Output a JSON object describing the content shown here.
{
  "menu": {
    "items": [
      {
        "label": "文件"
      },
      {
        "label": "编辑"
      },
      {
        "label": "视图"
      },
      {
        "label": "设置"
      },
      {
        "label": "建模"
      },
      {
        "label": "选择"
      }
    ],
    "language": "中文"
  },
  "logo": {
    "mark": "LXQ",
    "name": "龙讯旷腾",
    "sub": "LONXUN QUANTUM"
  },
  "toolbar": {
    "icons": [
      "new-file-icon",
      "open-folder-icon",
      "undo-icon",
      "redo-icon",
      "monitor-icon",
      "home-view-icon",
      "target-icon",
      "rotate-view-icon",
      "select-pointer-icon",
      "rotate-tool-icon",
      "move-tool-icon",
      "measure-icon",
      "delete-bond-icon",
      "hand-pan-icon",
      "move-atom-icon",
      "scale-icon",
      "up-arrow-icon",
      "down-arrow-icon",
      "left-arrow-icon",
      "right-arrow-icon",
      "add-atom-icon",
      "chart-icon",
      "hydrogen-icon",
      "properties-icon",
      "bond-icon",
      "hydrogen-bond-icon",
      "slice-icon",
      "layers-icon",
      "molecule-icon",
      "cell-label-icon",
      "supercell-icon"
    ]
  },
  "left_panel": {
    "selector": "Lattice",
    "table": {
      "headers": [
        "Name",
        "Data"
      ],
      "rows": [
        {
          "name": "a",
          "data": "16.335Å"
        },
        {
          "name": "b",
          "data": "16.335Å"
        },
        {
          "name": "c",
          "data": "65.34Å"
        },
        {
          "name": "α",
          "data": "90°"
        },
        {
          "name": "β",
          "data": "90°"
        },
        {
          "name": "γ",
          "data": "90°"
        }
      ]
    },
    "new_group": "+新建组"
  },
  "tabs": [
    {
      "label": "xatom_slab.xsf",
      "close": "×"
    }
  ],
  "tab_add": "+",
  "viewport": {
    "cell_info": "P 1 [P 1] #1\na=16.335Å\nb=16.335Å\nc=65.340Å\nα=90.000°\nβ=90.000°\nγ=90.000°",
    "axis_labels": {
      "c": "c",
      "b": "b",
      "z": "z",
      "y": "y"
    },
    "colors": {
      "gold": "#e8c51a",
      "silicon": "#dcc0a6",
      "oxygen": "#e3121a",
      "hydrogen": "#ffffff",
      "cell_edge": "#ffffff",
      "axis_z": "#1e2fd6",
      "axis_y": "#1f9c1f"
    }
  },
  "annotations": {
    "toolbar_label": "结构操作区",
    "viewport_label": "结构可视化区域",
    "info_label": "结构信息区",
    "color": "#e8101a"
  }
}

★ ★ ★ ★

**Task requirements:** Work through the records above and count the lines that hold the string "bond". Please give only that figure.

**Result for this task:** 3